Financial reform is the new focus of the Obama White House and Democrats in Congress. Coming on the heels of a grueling and politically costly fight over health care reform, Democrats can be forgiven for seeking once again to be seen as champions of the apocryphal “little guy” who is the unquestionable saint of American political discourse. Republicans got to ride that pony for nearly a year now. It’s the Democrats’ turn.
The problem is that good politics makes for very bad policymaking in this area. The President has cast his drive in explicitly populist terms, attacking opponents as nothing more than corrupt lobbyists in the service of the rich. As populist politics in an age of economic struggles goes, it is fertile ground. The bailout for large banks was absolutely necessary to stop a slide towards a devastating deflationary depression, but for average Americans struggling with job losses and unable to find a bailout for their mortgages, student loans, and credit card debts it had the appearance of robbing the poor to pay off the rich. Moreover, the media and political elites did their usual dreadful job of explaining things to the country. Blustering populism is also an easy cover up for the gross ignorance of some reporters. As a result, there is a lot of resentment towards “the rich” these days and it is all too easy to cast anyone who defends the interests of wealthy capitalists as vampires. Economic populism provides a desperately needed opportunity for Democrats to restore their battered poll numbers before November rolls around. And Republicans are already beating a disorderly political retreat.
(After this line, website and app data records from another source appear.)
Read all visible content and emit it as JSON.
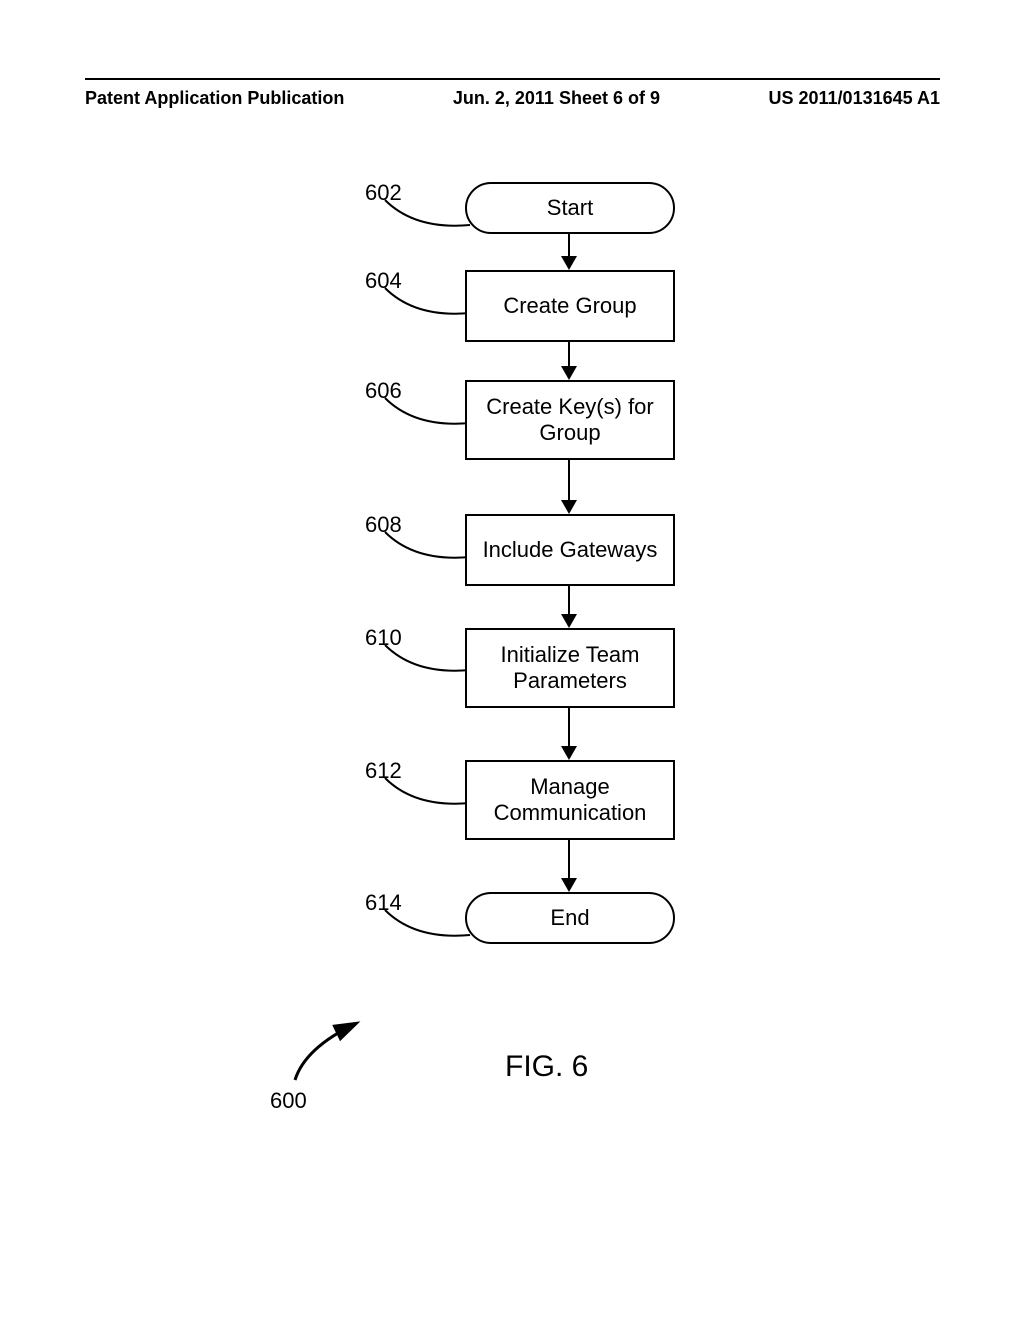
{
  "header": {
    "left": "Patent Application Publication",
    "center": "Jun. 2, 2011  Sheet 6 of 9",
    "right": "US 2011/0131645 A1"
  },
  "flow": {
    "ref_overall": "600",
    "labels": {
      "n602": "602",
      "n604": "604",
      "n606": "606",
      "n608": "608",
      "n610": "610",
      "n612": "612",
      "n614": "614"
    },
    "nodes": {
      "start": "Start",
      "create_group": "Create Group",
      "create_keys": "Create Key(s) for Group",
      "include_gateways": "Include Gateways",
      "initialize_team": "Initialize Team Parameters",
      "manage_comm": "Manage Communication",
      "end": "End"
    },
    "caption": "FIG. 6"
  }
}
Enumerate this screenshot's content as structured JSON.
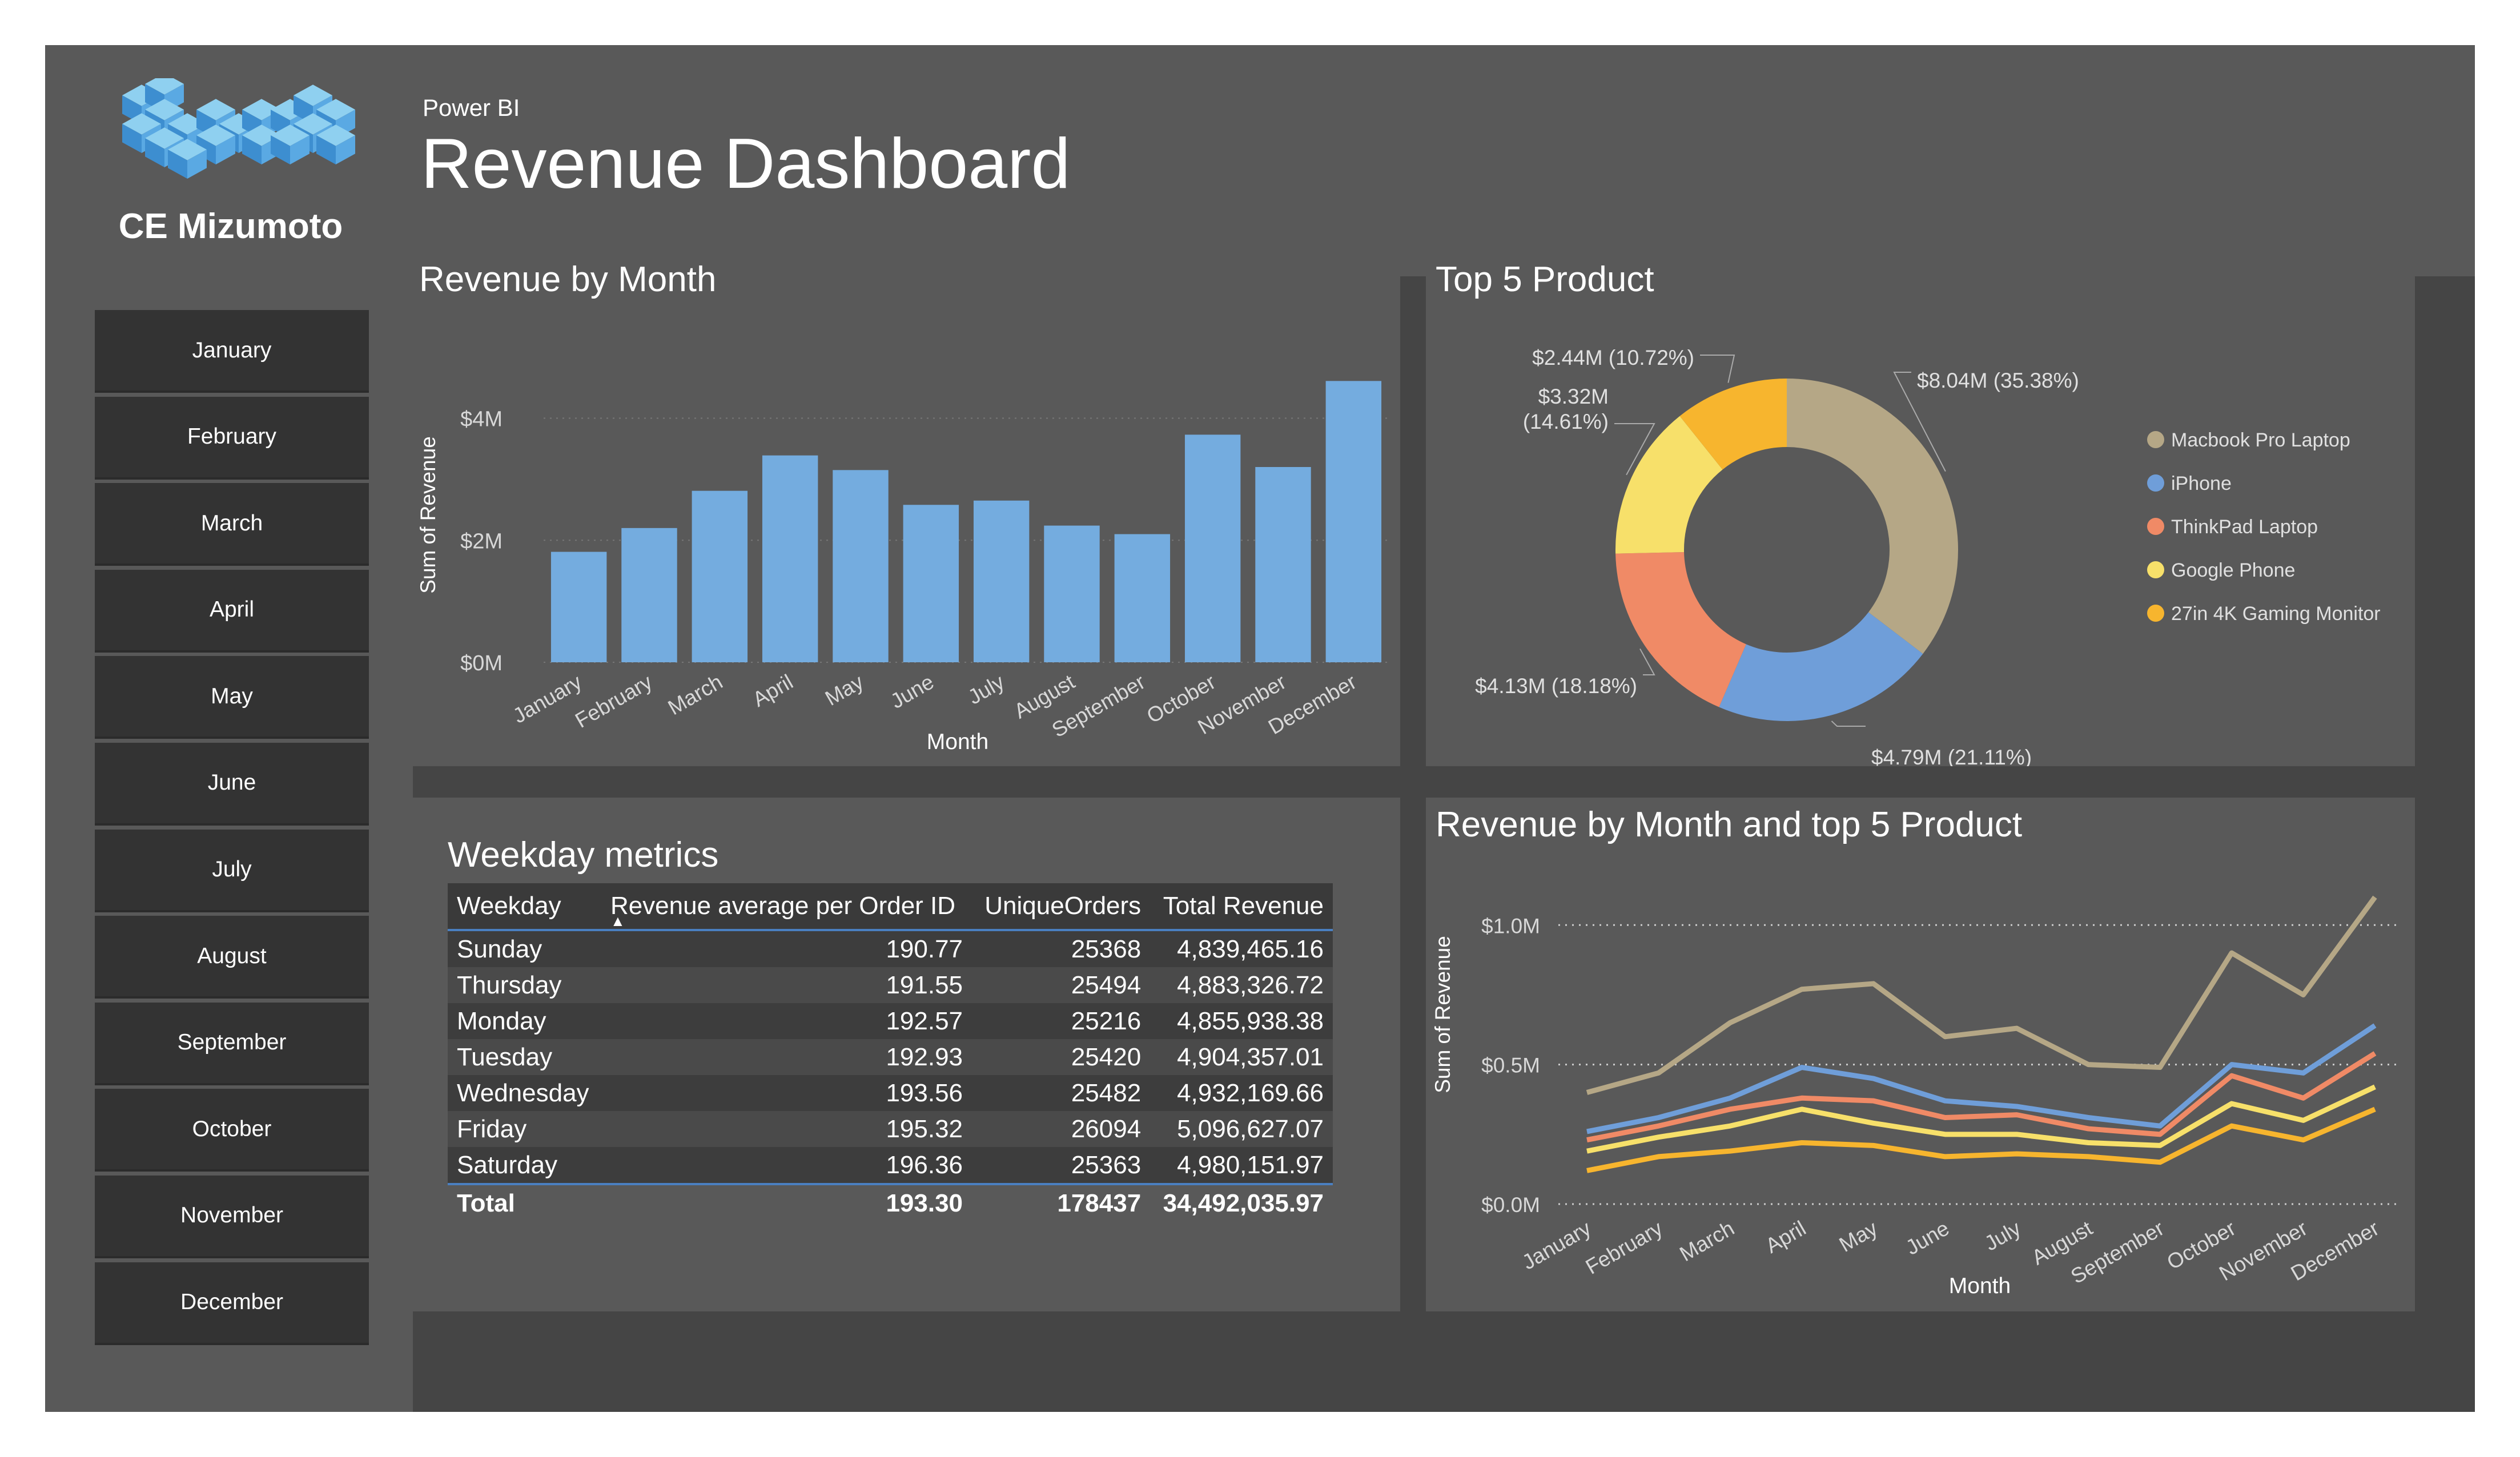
{
  "brand": {
    "name": "CE Mizumoto"
  },
  "header": {
    "app": "Power BI",
    "title": "Revenue Dashboard"
  },
  "months": [
    "January",
    "February",
    "March",
    "April",
    "May",
    "June",
    "July",
    "August",
    "September",
    "October",
    "November",
    "December"
  ],
  "panels": {
    "revenue_by_month": {
      "title": "Revenue by Month"
    },
    "top5": {
      "title": "Top 5 Product"
    },
    "weekday": {
      "title": "Weekday metrics"
    },
    "line": {
      "title": "Revenue by Month and top 5 Product"
    }
  },
  "weekday_table": {
    "headers": [
      "Weekday",
      "Revenue average per Order ID",
      "UniqueOrders",
      "Total Revenue"
    ],
    "rows": [
      [
        "Sunday",
        "190.77",
        "25368",
        "4,839,465.16"
      ],
      [
        "Thursday",
        "191.55",
        "25494",
        "4,883,326.72"
      ],
      [
        "Monday",
        "192.57",
        "25216",
        "4,855,938.38"
      ],
      [
        "Tuesday",
        "192.93",
        "25420",
        "4,904,357.01"
      ],
      [
        "Wednesday",
        "193.56",
        "25482",
        "4,932,169.66"
      ],
      [
        "Friday",
        "195.32",
        "26094",
        "5,096,627.07"
      ],
      [
        "Saturday",
        "196.36",
        "25363",
        "4,980,151.97"
      ]
    ],
    "total": [
      "Total",
      "193.30",
      "178437",
      "34,492,035.97"
    ]
  },
  "chart_data": [
    {
      "type": "bar",
      "title": "Revenue by Month",
      "xlabel": "Month",
      "ylabel": "Sum of Revenue",
      "categories": [
        "January",
        "February",
        "March",
        "April",
        "May",
        "June",
        "July",
        "August",
        "September",
        "October",
        "November",
        "December"
      ],
      "values": [
        1.81,
        2.2,
        2.81,
        3.39,
        3.15,
        2.58,
        2.65,
        2.24,
        2.1,
        3.73,
        3.2,
        4.61
      ],
      "unit": "$M",
      "ylim": [
        0,
        4.8
      ],
      "yticks": [
        "$0M",
        "$2M",
        "$4M"
      ],
      "ytick_values": [
        0,
        2,
        4
      ],
      "color": "#74ACDF",
      "grid": true
    },
    {
      "type": "pie",
      "title": "Top 5 Product",
      "donut": true,
      "slices": [
        {
          "name": "Macbook Pro Laptop",
          "value": 8.04,
          "percent": 35.38,
          "label": "$8.04M (35.38%)",
          "color": "#B5A786"
        },
        {
          "name": "iPhone",
          "value": 4.79,
          "percent": 21.11,
          "label": "$4.79M (21.11%)",
          "color": "#6F9ED9"
        },
        {
          "name": "ThinkPad Laptop",
          "value": 4.13,
          "percent": 18.18,
          "label": "$4.13M (18.18%)",
          "color": "#F08A66"
        },
        {
          "name": "Google Phone",
          "value": 3.32,
          "percent": 14.61,
          "label": "$3.32M (14.61%)",
          "color": "#F7E06A"
        },
        {
          "name": "27in 4K Gaming Monitor",
          "value": 2.44,
          "percent": 10.72,
          "label": "$2.44M (10.72%)",
          "color": "#F7B52E"
        }
      ],
      "legend": "right"
    },
    {
      "type": "line",
      "title": "Revenue by Month and top 5 Product",
      "xlabel": "Month",
      "ylabel": "Sum of Revenue",
      "categories": [
        "January",
        "February",
        "March",
        "April",
        "May",
        "June",
        "July",
        "August",
        "September",
        "October",
        "November",
        "December"
      ],
      "yticks": [
        "$0.0M",
        "$0.5M",
        "$1.0M"
      ],
      "ytick_values": [
        0,
        0.5,
        1.0
      ],
      "ylim": [
        0,
        1.15
      ],
      "series": [
        {
          "name": "Macbook Pro Laptop",
          "color": "#B5A786",
          "values": [
            0.4,
            0.47,
            0.65,
            0.77,
            0.79,
            0.6,
            0.63,
            0.5,
            0.49,
            0.9,
            0.75,
            1.1
          ]
        },
        {
          "name": "iPhone",
          "color": "#6F9ED9",
          "values": [
            0.26,
            0.31,
            0.38,
            0.49,
            0.45,
            0.37,
            0.35,
            0.31,
            0.28,
            0.5,
            0.47,
            0.64
          ]
        },
        {
          "name": "ThinkPad Laptop",
          "color": "#F08A66",
          "values": [
            0.23,
            0.28,
            0.34,
            0.38,
            0.37,
            0.31,
            0.32,
            0.27,
            0.25,
            0.46,
            0.38,
            0.54
          ]
        },
        {
          "name": "Google Phone",
          "color": "#F7E06A",
          "values": [
            0.19,
            0.24,
            0.28,
            0.34,
            0.29,
            0.25,
            0.25,
            0.22,
            0.21,
            0.36,
            0.3,
            0.42
          ]
        },
        {
          "name": "27in 4K Gaming Monitor",
          "color": "#F7B52E",
          "values": [
            0.12,
            0.17,
            0.19,
            0.22,
            0.21,
            0.17,
            0.18,
            0.17,
            0.15,
            0.28,
            0.23,
            0.34
          ]
        }
      ]
    }
  ]
}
The trouble is that the President’s own words are quite true: “What happens here has real consequences across our country.” Politicians’ drive for votes could come at a high very real-world cost. Increased liquidity limitations for banks could dry up lending again as the banks are forced to horde money by government mandate. As a result, lending standards for mortgages, car loans, and student loans could tighten further, and no amount of indulging in blaming the evil bankers would change it. Increased regulations on derivatives trading could have a similar effect, as the requirement that they be backed by collateral could raise transaction costs and tie down even more capital that would otherwise be circulating and building the tentative economic recovery that is just getting underway.
That’s not to say that some reforms might not be desirable, even mandatory. But as long as the underlying attitude is vindictive (“get the rich”) instead of practical, the reform drive is extremely dangerous and prone to produce policies that could be even worse than the policies that produced the meltdown in the first place. Just as many progressives noted after 9/11, overreaction can sometimes be even more dangerous than the original threat. They might pause to give that lesson a rehearing now and take care to be cautious and deliberate in tinkering with the most complex financial system in the history of the world.